12:30-14:00
Lunch
 
14:00-15:00
Jaka Repič
Place-making and return mobilities among Slovenians in Argentina
15:00-15:30
Break
 
15:30-16:00
Juliette Lamarche
Fast versus Sustainable Fashion. Anthropological approach to a new marketing strategy
16:00
Planned: drinks and snacks
all staff and students of the institute are welcome to join
Day 4
Thursday 19 July 2018
 
09:00-10:00
Seda Yuksel
Ethnography in Times and Places in Turmoil: Narratives of War and Entrepreneurialism
10:00-10:30
Maria Arnelid
“Where doing good meets modern technology" - social entrepreneurship, innovation and the vision of a brighter tomorrow
10:30-11:00
Break
 
11:00-11:30
Judit Gerse
Lost in conspiracy: the Hungarian state propaganda after 2015 and the case of the “Röszke 11”
11:30-12:00
Małgorzata Kowalska
Storytelling and collaboration in anthropological research
12:30-14:00
Lunch
 
14:00-16:00
Student evaluation / Meeting Steering Committee
including break
16:00
SUB-Party
 
Day 5
Friday 20 July 2018
 
09:00-10:00
Ana Svetel
Perceptions of perfection: Images of the Nordic countries in the contemporary nonfiction
10:00-10:30
Cristopher Kobler
Ayahuasca for tea time– When different epistemologies meet
10:30-11:00
Break
 
11:00-11:30
Aleksy Szymkiewicz
Corporate body
11:30-12:30
Olivier Givre
Anthropology: science and society. "Learning by doing" anthropology
12:30-13:30
Lunch
 
13:30
Final Session
 

Director of the Program in Bern

Administrative Staff in Bern

Feld, Steven 32012 (1982): Sound and Sentiment. Birds, Weeping, Poetics, and Song in Kaluli Expression, thirtieth anniversary ed. with a new introduction. Durham [N.C.]: Duke University Press.

Jackson, Michael 2013: The Politics of Storytelling. Variations on a Theme by Hannah Arendt, 2nd edition. Copenhagen: Museum Tusculanum Press.

Jackson, Michael 2013a: The Wherewithal of Life. Ethics, Migration, and the Question of Well-Being. Berkeley etc.: University of California Press.

Jackson, Michael 2002: The Politics of Storytelling. Violence, Transgression, and Intersubjectivity. Copenhagen: Museum Tusculanum Press.

Rapport, Nigel and Morton Nielsen (Eds.) 2017: The Composition of Anthropology: How anthropological texts are written. New York: Routledge.

Rapport, Nigel 1994: The Prose and the Passion. Anthropology, Literature and the Writing of E.M. Forster. Manchester: Manchester University Press.

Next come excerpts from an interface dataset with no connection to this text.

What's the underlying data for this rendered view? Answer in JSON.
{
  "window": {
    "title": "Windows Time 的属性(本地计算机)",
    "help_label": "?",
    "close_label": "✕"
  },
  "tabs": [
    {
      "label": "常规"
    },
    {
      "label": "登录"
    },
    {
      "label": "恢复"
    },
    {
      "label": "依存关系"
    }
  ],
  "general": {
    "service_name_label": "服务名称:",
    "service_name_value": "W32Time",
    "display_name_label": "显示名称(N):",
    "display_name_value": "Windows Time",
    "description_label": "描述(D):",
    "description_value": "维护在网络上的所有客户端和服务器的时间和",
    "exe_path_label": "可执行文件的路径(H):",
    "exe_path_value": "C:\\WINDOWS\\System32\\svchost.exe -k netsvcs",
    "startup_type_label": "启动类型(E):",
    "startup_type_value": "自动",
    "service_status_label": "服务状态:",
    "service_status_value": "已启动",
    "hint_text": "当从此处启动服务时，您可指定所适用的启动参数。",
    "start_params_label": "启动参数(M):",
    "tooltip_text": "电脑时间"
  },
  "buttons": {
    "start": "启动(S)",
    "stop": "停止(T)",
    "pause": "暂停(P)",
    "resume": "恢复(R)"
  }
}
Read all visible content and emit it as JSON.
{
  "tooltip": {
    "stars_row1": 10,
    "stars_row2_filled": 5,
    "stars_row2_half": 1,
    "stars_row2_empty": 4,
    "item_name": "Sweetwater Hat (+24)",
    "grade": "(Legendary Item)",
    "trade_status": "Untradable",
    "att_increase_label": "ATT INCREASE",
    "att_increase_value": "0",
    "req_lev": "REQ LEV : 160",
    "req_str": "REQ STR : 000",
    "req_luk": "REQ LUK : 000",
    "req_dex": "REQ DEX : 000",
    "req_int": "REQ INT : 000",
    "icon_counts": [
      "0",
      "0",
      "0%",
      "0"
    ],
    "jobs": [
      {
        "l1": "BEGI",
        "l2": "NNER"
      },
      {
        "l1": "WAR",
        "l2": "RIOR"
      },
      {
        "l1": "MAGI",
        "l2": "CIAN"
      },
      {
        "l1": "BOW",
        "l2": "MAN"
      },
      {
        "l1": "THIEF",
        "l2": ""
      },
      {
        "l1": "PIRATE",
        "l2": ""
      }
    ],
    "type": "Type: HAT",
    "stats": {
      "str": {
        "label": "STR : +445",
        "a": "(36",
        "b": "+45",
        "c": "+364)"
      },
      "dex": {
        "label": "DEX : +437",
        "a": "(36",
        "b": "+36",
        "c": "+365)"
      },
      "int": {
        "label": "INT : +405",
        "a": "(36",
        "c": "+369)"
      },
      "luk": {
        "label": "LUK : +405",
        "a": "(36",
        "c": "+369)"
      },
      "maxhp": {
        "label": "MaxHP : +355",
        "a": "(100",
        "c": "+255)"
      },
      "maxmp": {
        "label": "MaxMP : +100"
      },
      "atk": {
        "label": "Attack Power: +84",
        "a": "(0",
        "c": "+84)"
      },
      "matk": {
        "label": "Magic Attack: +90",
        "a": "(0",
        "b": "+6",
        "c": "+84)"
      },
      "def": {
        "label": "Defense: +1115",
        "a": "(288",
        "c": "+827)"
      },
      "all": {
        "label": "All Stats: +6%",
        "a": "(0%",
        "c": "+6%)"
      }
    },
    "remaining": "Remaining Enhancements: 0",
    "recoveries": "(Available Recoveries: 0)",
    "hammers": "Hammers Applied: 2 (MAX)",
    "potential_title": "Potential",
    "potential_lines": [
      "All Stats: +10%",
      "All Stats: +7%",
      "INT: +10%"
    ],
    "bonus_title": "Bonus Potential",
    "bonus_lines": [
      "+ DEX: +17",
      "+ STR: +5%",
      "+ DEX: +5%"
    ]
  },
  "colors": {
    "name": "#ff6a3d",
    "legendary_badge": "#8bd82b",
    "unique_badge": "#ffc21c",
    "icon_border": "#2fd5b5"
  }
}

Stoller, Paul 2014: Yaya's Story: The Quest for Well‐Being in the World. Chicago: University of Chicago Press.

We are grateful to our CREOLE partners and for the financial and organizational support from the University of Bern, including the International Office of the University of Bern, the Faculty of Humanities and the Institute of Social Anthropology including its student council.